It wasn’t long ago that GoDaddy commissions were 5%, then it went up to 10%, now it’s 20%. GoDaddy is getting too greedy. Plain and simple. The new rates are more expensive for the majority of the transactions.
This is bad for the domain industry.
It may take time, but this gives a competitor an opportunity to come in and do things right.
I think it’s more simplified compared to the various commission rates before.
It might be a bit more complicated to figure out commission rates by hand now, but the same can be said for other services that use a tiered commission structure (like many escrow services).
One thing that would be helpful would be a commission fee calculator so you can easily see the fee by entering in the sale price.
This is the perfect, simple and easy solution to end any confusion related to the cost of selling a domain name.
An inline commission calculator is planned as a release in the next few months. This will allow you to see your net sales amount in real time as you go through the process of listing your domain for sale in real time.
I agree this new commission structure is not as simple as a flat one but we did it in an effort to charge less money to the seller the higher the sale price goes.
Looks like the commission on a $60k sale is $7,500, or the same commission that you’d pay on DomainNameSales using their flat 12.5% commission. For higher priced sales, it would actually be cheaper to sell the domain through GoDaddy.

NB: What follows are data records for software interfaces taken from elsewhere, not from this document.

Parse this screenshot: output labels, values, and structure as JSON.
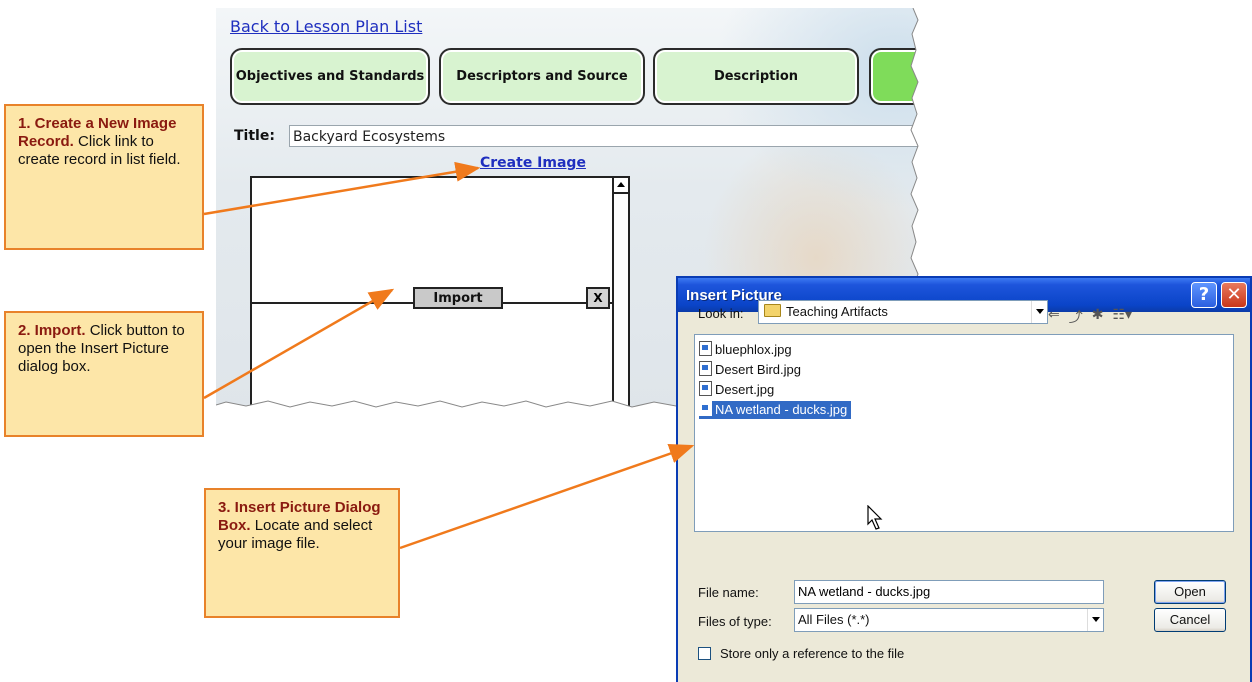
{
  "app": {
    "back_link": "Back to Lesson Plan List",
    "tabs": [
      {
        "label": "Objectives and Standards"
      },
      {
        "label": "Descriptors and Source"
      },
      {
        "label": "Description"
      },
      {
        "label": ""
      }
    ],
    "title_label": "Title:",
    "title_value": "Backyard Ecosystems",
    "create_link": "Create Image",
    "import_button": "Import",
    "delete_button": "X"
  },
  "callouts": [
    {
      "heading": "1. Create a New Image Record.",
      "body": "Click link to create record in list field."
    },
    {
      "heading": "2. Import.",
      "body": "Click button to open the Insert Picture dialog box."
    },
    {
      "heading": "3. Insert Picture Dialog Box.",
      "body": "Locate and select your image file."
    }
  ],
  "dialog": {
    "title": "Insert Picture",
    "help_button": "?",
    "close_button": "✕",
    "look_in_label": "Look in:",
    "look_in_value": "Teaching Artifacts",
    "files": [
      "bluephlox.jpg",
      "Desert Bird.jpg",
      "Desert.jpg",
      "NA wetland - ducks.jpg"
    ],
    "selected_file_index": 3,
    "file_name_label": "File name:",
    "file_name_value": "NA wetland - ducks.jpg",
    "files_of_type_label": "Files of type:",
    "files_of_type_value": "All Files (*.*)",
    "open_button": "Open",
    "cancel_button": "Cancel",
    "reference_checkbox_label": "Store only a reference to the file",
    "reference_checkbox_checked": false
  },
  "colors": {
    "callout_fill": "#fde6a8",
    "callout_border": "#e8822a",
    "callout_heading": "#8a1a10",
    "arrow": "#f07a1c",
    "tab_fill": "#d8f3d0",
    "link": "#1f2fbf",
    "selection": "#316ac5"
  }
}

While 20% is high, part of that is going to pay for the Super Bowl commercials that brought your buyer to GoDaddy to begin with.
Here is where there is confusion and the service supplied.

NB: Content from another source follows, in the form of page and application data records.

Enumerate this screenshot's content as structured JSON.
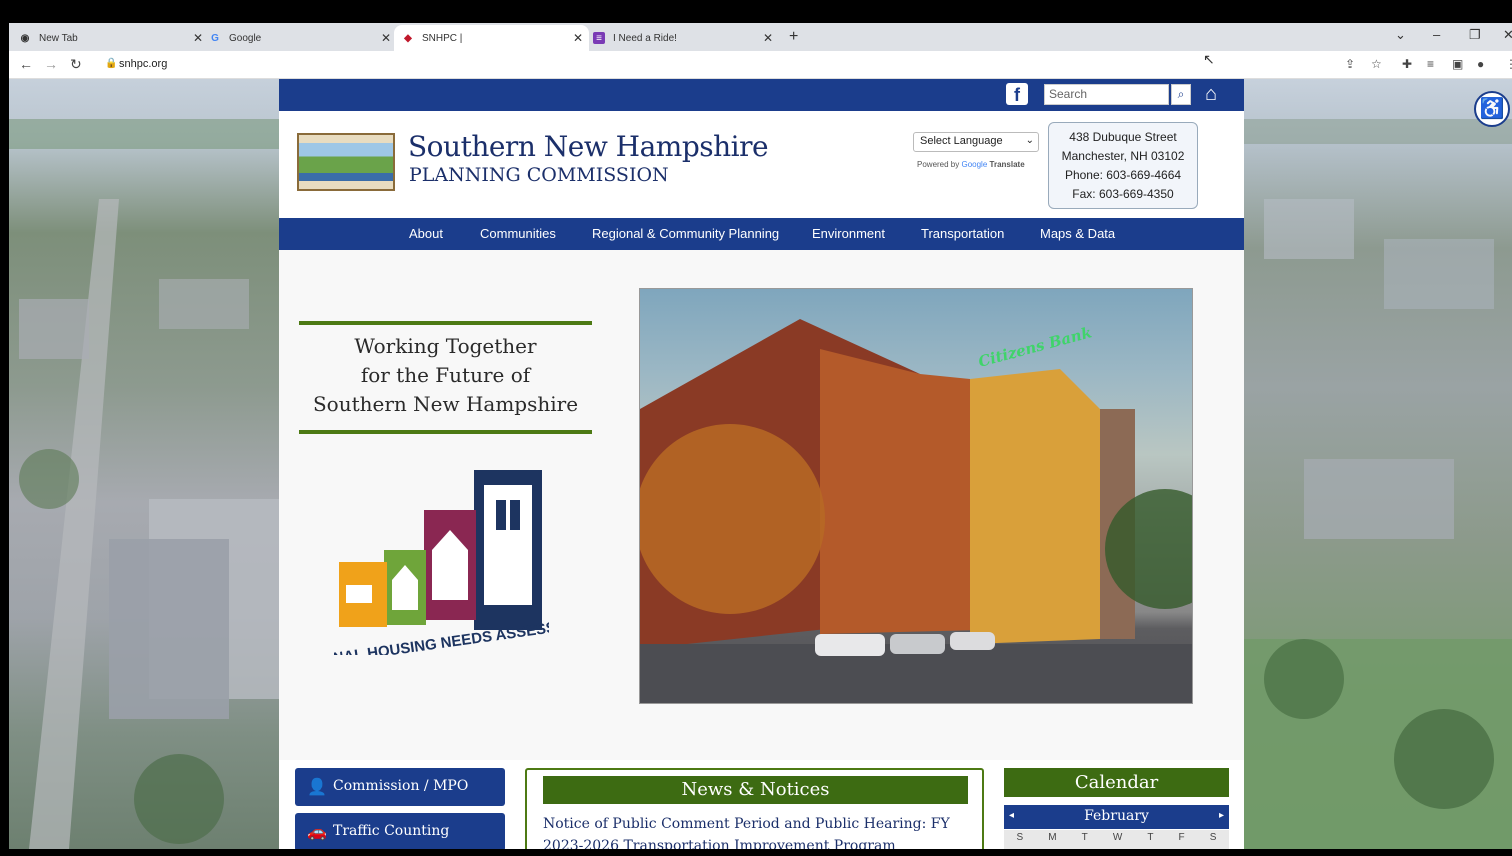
{
  "browser": {
    "tabs": [
      {
        "title": "New Tab",
        "icon": "chrome-icon"
      },
      {
        "title": "Google",
        "icon": "google-icon"
      },
      {
        "title": "SNHPC |",
        "icon": "snhpc-icon"
      },
      {
        "title": "I Need a Ride!",
        "icon": "form-icon"
      }
    ],
    "active_tab": 2,
    "url": "snhpc.org"
  },
  "site": {
    "search_placeholder": "Search",
    "org_name_line1": "Southern New Hampshire",
    "org_name_line2": "PLANNING COMMISSION",
    "language_select": "Select Language",
    "powered_by": "Powered by",
    "translate_brand": "Google",
    "translate_word": "Translate",
    "contact": {
      "street": "438 Dubuque Street",
      "city": "Manchester, NH 03102",
      "phone": "Phone: 603-669-4664",
      "fax": "Fax: 603-669-4350"
    },
    "nav": [
      "About",
      "Communities",
      "Regional & Community Planning",
      "Environment",
      "Transportation",
      "Maps & Data"
    ],
    "tagline": [
      "Working Together",
      "for the Future of",
      "Southern New Hampshire"
    ],
    "rhna_text": "REGIONAL HOUSING NEEDS ASSESSMENT",
    "photo_sign": "Citizens Bank",
    "side_buttons": [
      {
        "label": "Commission / MPO",
        "icon": "person-icon"
      },
      {
        "label": "Traffic Counting",
        "icon": "car-icon"
      }
    ],
    "news": {
      "title": "News & Notices",
      "item": "Notice of Public Comment Period and Public Hearing: FY 2023-2026 Transportation Improvement Program"
    },
    "calendar": {
      "title": "Calendar",
      "month": "February",
      "days": [
        "S",
        "M",
        "T",
        "W",
        "T",
        "F",
        "S"
      ]
    }
  },
  "colors": {
    "navy": "#1b3d8c",
    "green": "#3d6b12"
  }
}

If Afternic/Godaddy has to act as a sales negotiator, I agree the commission should be higher. Very few endusers will buy a domain which cost over $10k (possibly $5k) without speaking to someone.
However, if I am sending my traffic to a Afternic sales page with a BIN price (between $2k and $9k), why should I pay a premium commission for an automated transaction?
If anything, I am probably bringing a potential customer to Afternic and the customer probably will search Afternic database for a possible alternative.
Since, Escrow,com is now offering an automated transaction button, it would be smarter move for domainers to build individual sale pages so the domainer does not lose the transaction to another domain available thru Afternic.
Some sharp domainers are already doing that with success.
With the amount of brokerage firms within the industry, I feel that a 20% fee is a bit aggressive. Unlike the old days, the average domain owner today has a variety of options when selling a domain. Many professional brokers out there would gladly accept 5% less than GoDaddy.
But they don’t have the reach of GoDaddy…
I suppose that’s a valid point. However, I may argue that an experienced broker may be motivated to command a higher price than GoDaddy and find a better fit for both the buyer and the seller. GoDaddy certainly has the audience to sell domains quickly.
That’s probably accurate, but what broker is going to work on the names in the $1-5K range that sell without human assistance? I think that is a big draw.
True enough. I would definitely agree that for the majority of names that sell in that low bracket on GoDaddy, that it may be a no-brainer. However, on the flip side, a seller may not even realize that some of their 1-5k domains might actually be 7-15k names with the assistance of a broker, who’s willing to take a lower commission.